* **TASK BRIEF**
A full, word-for-word copy of the listing below is needed; leave the images out of it.

* **WORKING DATA**
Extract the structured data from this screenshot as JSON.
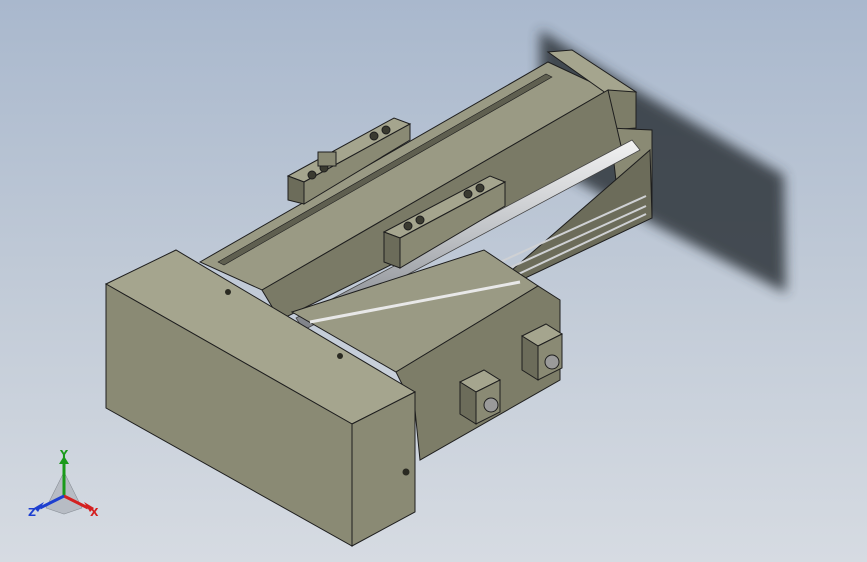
{
  "viewport": {
    "model": "linear-actuator-assembly"
  },
  "triad": {
    "x_label": "X",
    "y_label": "Y",
    "z_label": "Z",
    "colors": {
      "x": "#d42020",
      "y": "#1a9a1a",
      "z": "#1d3fd0"
    }
  },
  "colors": {
    "background_top": "#a9b8cd",
    "background_bottom": "#d6dbe2",
    "body": "#8a8a74",
    "body_dark": "#5f5f50",
    "body_light": "#a5a58e",
    "edge": "#1e1e1e",
    "shadow": "#3a3f46"
  }
}
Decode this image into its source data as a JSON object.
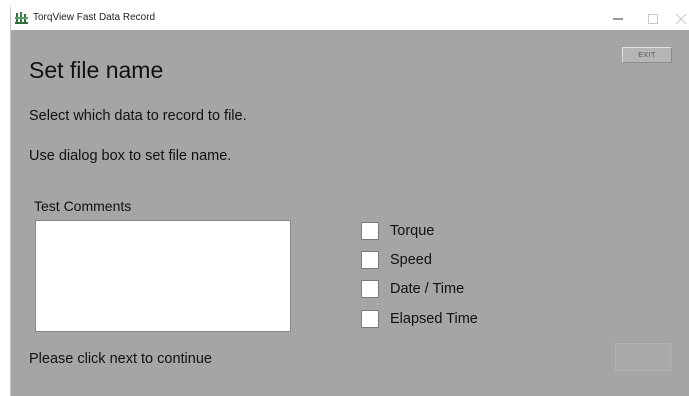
{
  "window": {
    "title": "TorqView Fast Data Record",
    "app_icon": "torqview-app-icon",
    "controls": {
      "minimize_icon": "minimize-icon",
      "maximize_icon": "maximize-icon",
      "close_icon": "close-icon"
    }
  },
  "header": {
    "exit_label": "EXIT"
  },
  "main": {
    "title": "Set file name",
    "instructions": [
      "Select which data to record to file.",
      "Use dialog box to set file name."
    ],
    "comments": {
      "label": "Test Comments",
      "value": ""
    },
    "checkboxes": [
      {
        "label": "Torque",
        "checked": false
      },
      {
        "label": "Speed",
        "checked": false
      },
      {
        "label": "Date / Time",
        "checked": false
      },
      {
        "label": "Elapsed Time",
        "checked": false
      }
    ],
    "footer_text": "Please click next to continue"
  },
  "colors": {
    "window_background": "#a5a5a5",
    "titlebar_background": "#ffffff"
  }
}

* **RESULT OF THIS TASK**
Extract the structured data from this screenshot as JSON.
{
  "viewport": {
    "model": "linear-actuator-assembly"
  },
  "triad": {
    "x_label": "X",
    "y_label": "Y",
    "z_label": "Z",
    "colors": {
      "x": "#d42020",
      "y": "#1a9a1a",
      "z": "#1d3fd0"
    }
  },
  "colors": {
    "background_top": "#a9b8cd",
    "background_bottom": "#d6dbe2",
    "body": "#8a8a74",
    "body_dark": "#5f5f50",
    "body_light": "#a5a58e",
    "edge": "#1e1e1e",
    "shadow": "#3a3f46"
  }
}
Decode this image into its source data as a JSON object.
{
  "window": {
    "title": "TorqView Fast Data Record",
    "app_icon": "torqview-app-icon",
    "controls": {
      "minimize_icon": "minimize-icon",
      "maximize_icon": "maximize-icon",
      "close_icon": "close-icon"
    }
  },
  "header": {
    "exit_label": "EXIT"
  },
  "main": {
    "title": "Set file name",
    "instructions": [
      "Select which data to record to file.",
      "Use dialog box to set file name."
    ],
    "comments": {
      "label": "Test Comments",
      "value": ""
    },
    "checkboxes": [
      {
        "label": "Torque",
        "checked": false
      },
      {
        "label": "Speed",
        "checked": false
      },
      {
        "label": "Date / Time",
        "checked": false
      },
      {
        "label": "Elapsed Time",
        "checked": false
      }
    ],
    "footer_text": "Please click next to continue"
  },
  "colors": {
    "window_background": "#a5a5a5",
    "titlebar_background": "#ffffff"
  }
}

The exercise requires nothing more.